[Entries from a dataset of interfaces]
★ ★ ★ ★ ★ ★ ★

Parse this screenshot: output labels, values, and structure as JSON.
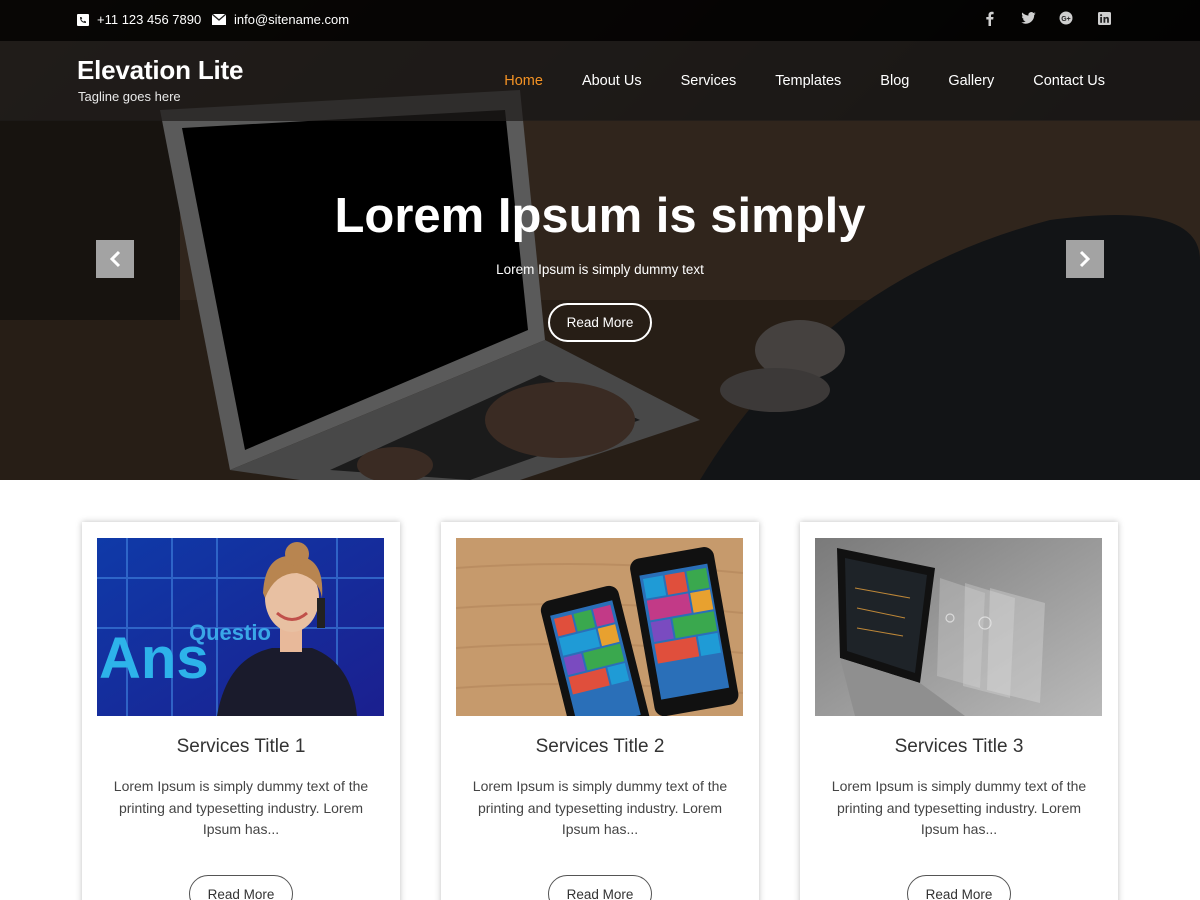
{
  "topbar": {
    "phone": "+11 123 456 7890",
    "email": "info@sitename.com",
    "social_icons": [
      "facebook-icon",
      "twitter-icon",
      "google-plus-icon",
      "linkedin-icon"
    ]
  },
  "header": {
    "site_title": "Elevation Lite",
    "tagline": "Tagline goes here",
    "nav": [
      {
        "label": "Home",
        "active": true
      },
      {
        "label": "About Us"
      },
      {
        "label": "Services"
      },
      {
        "label": "Templates"
      },
      {
        "label": "Blog"
      },
      {
        "label": "Gallery"
      },
      {
        "label": "Contact Us"
      }
    ],
    "accent_color": "#f39224"
  },
  "hero": {
    "title": "Lorem Ipsum is simply",
    "subtitle": "Lorem Ipsum is simply dummy text",
    "button": "Read More"
  },
  "services": [
    {
      "title": "Services Title 1",
      "text": "Lorem Ipsum is simply dummy text of the printing and typesetting industry. Lorem Ipsum has...",
      "button": "Read More",
      "image_text": "Questions Ans"
    },
    {
      "title": "Services Title 2",
      "text": "Lorem Ipsum is simply dummy text of the printing and typesetting industry. Lorem Ipsum has...",
      "button": "Read More"
    },
    {
      "title": "Services Title 3",
      "text": "Lorem Ipsum is simply dummy text of the printing and typesetting industry. Lorem Ipsum has...",
      "button": "Read More"
    }
  ]
}
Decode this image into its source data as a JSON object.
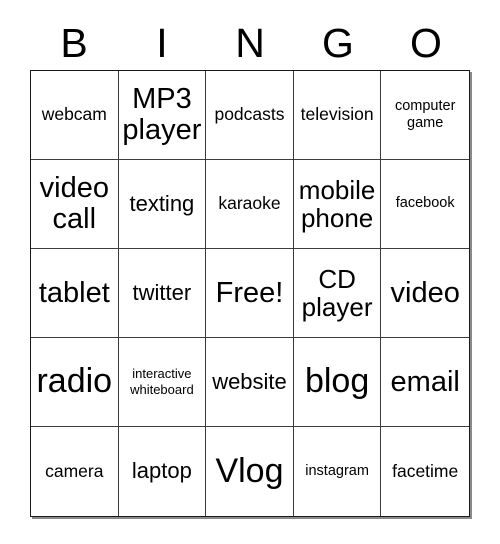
{
  "card": {
    "title_letters": [
      "B",
      "I",
      "N",
      "G",
      "O"
    ],
    "free_space_label": "Free!",
    "colors": {
      "background": "#ffffff",
      "text": "#000000",
      "grid_line": "#3c3c3c",
      "outer_border": "#1a1a1a",
      "shadow": "#8a8a8a"
    },
    "rows": [
      [
        {
          "label": "webcam",
          "size": "md"
        },
        {
          "label": "MP3 player",
          "size": "2xl"
        },
        {
          "label": "podcasts",
          "size": "md"
        },
        {
          "label": "television",
          "size": "md"
        },
        {
          "label": "computer game",
          "size": "sm"
        }
      ],
      [
        {
          "label": "video call",
          "size": "2xl"
        },
        {
          "label": "texting",
          "size": "lg"
        },
        {
          "label": "karaoke",
          "size": "md"
        },
        {
          "label": "mobile phone",
          "size": "xl"
        },
        {
          "label": "facebook",
          "size": "sm"
        }
      ],
      [
        {
          "label": "tablet",
          "size": "2xl"
        },
        {
          "label": "twitter",
          "size": "lg"
        },
        {
          "label": "Free!",
          "size": "2xl"
        },
        {
          "label": "CD player",
          "size": "xl"
        },
        {
          "label": "video",
          "size": "2xl"
        }
      ],
      [
        {
          "label": "radio",
          "size": "3xl"
        },
        {
          "label": "interactive whiteboard",
          "size": "xs"
        },
        {
          "label": "website",
          "size": "lg"
        },
        {
          "label": "blog",
          "size": "3xl"
        },
        {
          "label": "email",
          "size": "2xl"
        }
      ],
      [
        {
          "label": "camera",
          "size": "md"
        },
        {
          "label": "laptop",
          "size": "lg"
        },
        {
          "label": "Vlog",
          "size": "3xl"
        },
        {
          "label": "instagram",
          "size": "sm"
        },
        {
          "label": "facetime",
          "size": "md"
        }
      ]
    ]
  }
}
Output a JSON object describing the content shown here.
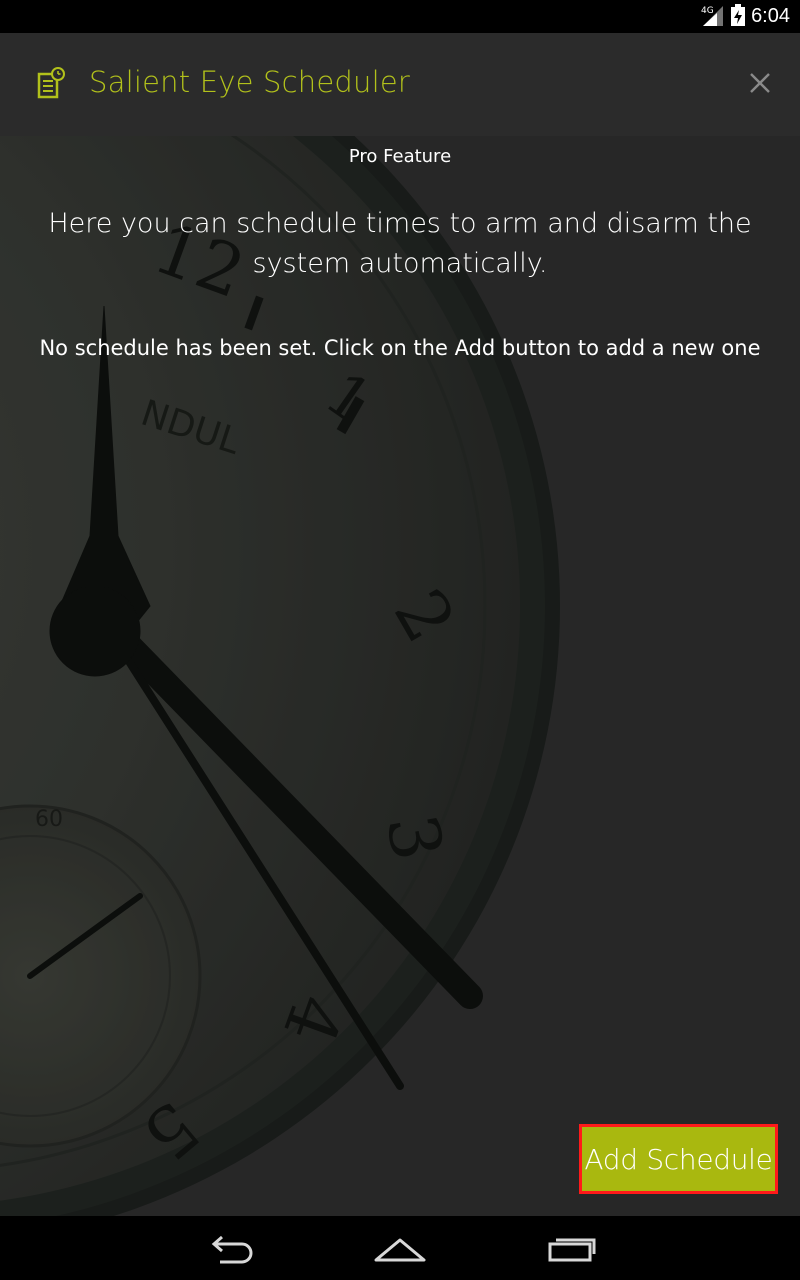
{
  "status_bar": {
    "time": "6:04",
    "network_label": "4G",
    "icons": [
      "signal-icon",
      "battery-icon"
    ]
  },
  "app_bar": {
    "title": "Salient Eye Scheduler",
    "icon": "scheduler-icon",
    "close_icon": "close-icon"
  },
  "content": {
    "pro_feature": "Pro Feature",
    "intro": "Here you can schedule times to arm and disarm the system automatically.",
    "empty_message": "No schedule has been set. Click on the Add button to add a new one",
    "add_button_label": "Add Schedule"
  },
  "nav_bar": {
    "buttons": [
      "back-icon",
      "home-icon",
      "recent-apps-icon"
    ]
  },
  "colors": {
    "accent": "#a9b80f",
    "title": "#b2c11b",
    "app_bar_bg": "#2b2b2b",
    "content_bg": "#333333",
    "highlight_border": "#ff1a1a"
  }
}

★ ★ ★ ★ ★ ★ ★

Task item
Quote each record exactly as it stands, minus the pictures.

Task output
Parse this screenshot: output labels, values, and structure as JSON.
{
  "topbar": {
    "phone": "+11 123 456 7890",
    "email": "info@sitename.com",
    "social_icons": [
      "facebook-icon",
      "twitter-icon",
      "google-plus-icon",
      "linkedin-icon"
    ]
  },
  "header": {
    "site_title": "Elevation Lite",
    "tagline": "Tagline goes here",
    "nav": [
      {
        "label": "Home",
        "active": true
      },
      {
        "label": "About Us"
      },
      {
        "label": "Services"
      },
      {
        "label": "Templates"
      },
      {
        "label": "Blog"
      },
      {
        "label": "Gallery"
      },
      {
        "label": "Contact Us"
      }
    ],
    "accent_color": "#f39224"
  },
  "hero": {
    "title": "Lorem Ipsum is simply",
    "subtitle": "Lorem Ipsum is simply dummy text",
    "button": "Read More"
  },
  "services": [
    {
      "title": "Services Title 1",
      "text": "Lorem Ipsum is simply dummy text of the printing and typesetting industry. Lorem Ipsum has...",
      "button": "Read More",
      "image_text": "Questions Ans"
    },
    {
      "title": "Services Title 2",
      "text": "Lorem Ipsum is simply dummy text of the printing and typesetting industry. Lorem Ipsum has...",
      "button": "Read More"
    },
    {
      "title": "Services Title 3",
      "text": "Lorem Ipsum is simply dummy text of the printing and typesetting industry. Lorem Ipsum has...",
      "button": "Read More"
    }
  ]
}
Decode this image into its source data as a JSON object.
{
  "card": {
    "title_letters": [
      "B",
      "I",
      "N",
      "G",
      "O"
    ],
    "free_space_label": "Free!",
    "colors": {
      "background": "#ffffff",
      "text": "#000000",
      "grid_line": "#3c3c3c",
      "outer_border": "#1a1a1a",
      "shadow": "#8a8a8a"
    },
    "rows": [
      [
        {
          "label": "webcam",
          "size": "md"
        },
        {
          "label": "MP3 player",
          "size": "2xl"
        },
        {
          "label": "podcasts",
          "size": "md"
        },
        {
          "label": "television",
          "size": "md"
        },
        {
          "label": "computer game",
          "size": "sm"
        }
      ],
      [
        {
          "label": "video call",
          "size": "2xl"
        },
        {
          "label": "texting",
          "size": "lg"
        },
        {
          "label": "karaoke",
          "size": "md"
        },
        {
          "label": "mobile phone",
          "size": "xl"
        },
        {
          "label": "facebook",
          "size": "sm"
        }
      ],
      [
        {
          "label": "tablet",
          "size": "2xl"
        },
        {
          "label": "twitter",
          "size": "lg"
        },
        {
          "label": "Free!",
          "size": "2xl"
        },
        {
          "label": "CD player",
          "size": "xl"
        },
        {
          "label": "video",
          "size": "2xl"
        }
      ],
      [
        {
          "label": "radio",
          "size": "3xl"
        },
        {
          "label": "interactive whiteboard",
          "size": "xs"
        },
        {
          "label": "website",
          "size": "lg"
        },
        {
          "label": "blog",
          "size": "3xl"
        },
        {
          "label": "email",
          "size": "2xl"
        }
      ],
      [
        {
          "label": "camera",
          "size": "md"
        },
        {
          "label": "laptop",
          "size": "lg"
        },
        {
          "label": "Vlog",
          "size": "3xl"
        },
        {
          "label": "instagram",
          "size": "sm"
        },
        {
          "label": "facetime",
          "size": "md"
        }
      ]
    ]
  }
}
Output a JSON object describing the content shown here.
{
  "status_bar": {
    "time": "6:04",
    "network_label": "4G",
    "icons": [
      "signal-icon",
      "battery-icon"
    ]
  },
  "app_bar": {
    "title": "Salient Eye Scheduler",
    "icon": "scheduler-icon",
    "close_icon": "close-icon"
  },
  "content": {
    "pro_feature": "Pro Feature",
    "intro": "Here you can schedule times to arm and disarm the system automatically.",
    "empty_message": "No schedule has been set. Click on the Add button to add a new one",
    "add_button_label": "Add Schedule"
  },
  "nav_bar": {
    "buttons": [
      "back-icon",
      "home-icon",
      "recent-apps-icon"
    ]
  },
  "colors": {
    "accent": "#a9b80f",
    "title": "#b2c11b",
    "app_bar_bg": "#2b2b2b",
    "content_bg": "#333333",
    "highlight_border": "#ff1a1a"
  }
}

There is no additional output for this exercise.